TASK GOAL
Every line below that holds the string "value" should be copied out.

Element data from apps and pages
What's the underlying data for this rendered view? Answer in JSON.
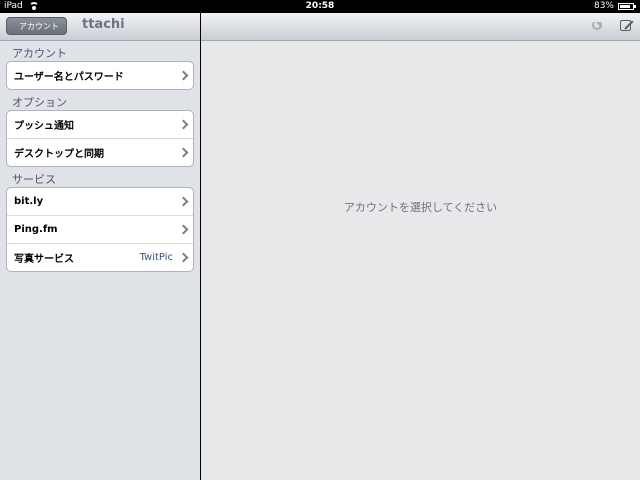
{
  "status_bar": {
    "device": "iPad",
    "time": "20:58",
    "battery": "83%"
  },
  "sidebar": {
    "back_button": "アカウント",
    "title": "ttachi",
    "sections": [
      {
        "header": "アカウント",
        "rows": [
          {
            "label": "ユーザー名とパスワード"
          }
        ]
      },
      {
        "header": "オプション",
        "rows": [
          {
            "label": "プッシュ通知"
          },
          {
            "label": "デスクトップと同期"
          }
        ]
      },
      {
        "header": "サービス",
        "rows": [
          {
            "label": "bit.ly"
          },
          {
            "label": "Ping.fm"
          },
          {
            "label": "写真サービス",
            "value": "TwitPic"
          }
        ]
      }
    ]
  },
  "detail": {
    "placeholder": "アカウントを選択してください"
  }
}
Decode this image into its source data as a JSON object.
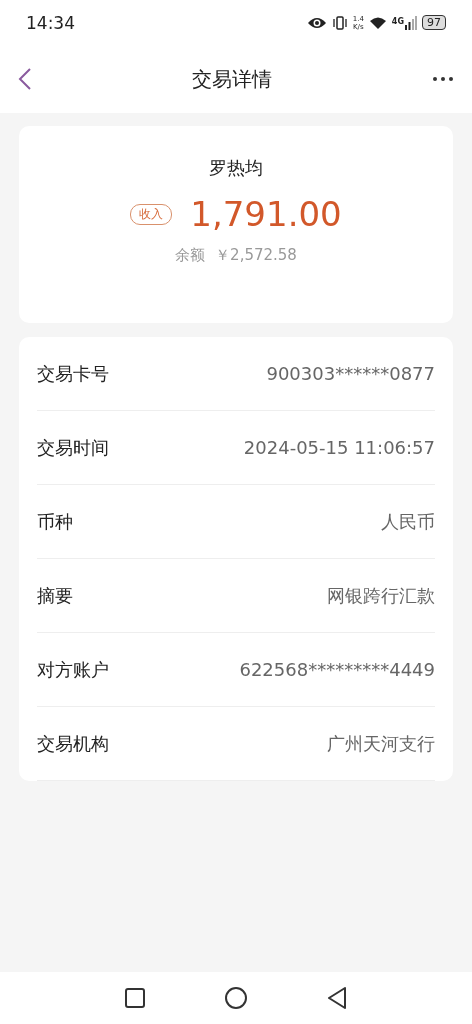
{
  "status_bar": {
    "time": "14:34",
    "net_speed": [
      "1.4",
      "K/s"
    ],
    "network": "4G",
    "battery": "97"
  },
  "header": {
    "title": "交易详情"
  },
  "summary": {
    "name": "罗热均",
    "tag": "收入",
    "amount": "1,791.00",
    "balance_label": "余额",
    "balance": "￥2,572.58"
  },
  "details": [
    {
      "label": "交易卡号",
      "value": "900303******0877"
    },
    {
      "label": "交易时间",
      "value": "2024-05-15 11:06:57"
    },
    {
      "label": "币种",
      "value": "人民币"
    },
    {
      "label": "摘要",
      "value": "网银跨行汇款"
    },
    {
      "label": "对方账户",
      "value": "622568*********4449"
    },
    {
      "label": "交易机构",
      "value": "广州天河支行"
    }
  ]
}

THE COMPLETED TASK
            "value": "TwitPic"
      "value": "900303******0877"
      "value": "2024-05-15 11:06:57"
      "value": "人民币"
      "value": "网银跨行汇款"
      "value": "622568*********4449"
      "value": "广州天河支行"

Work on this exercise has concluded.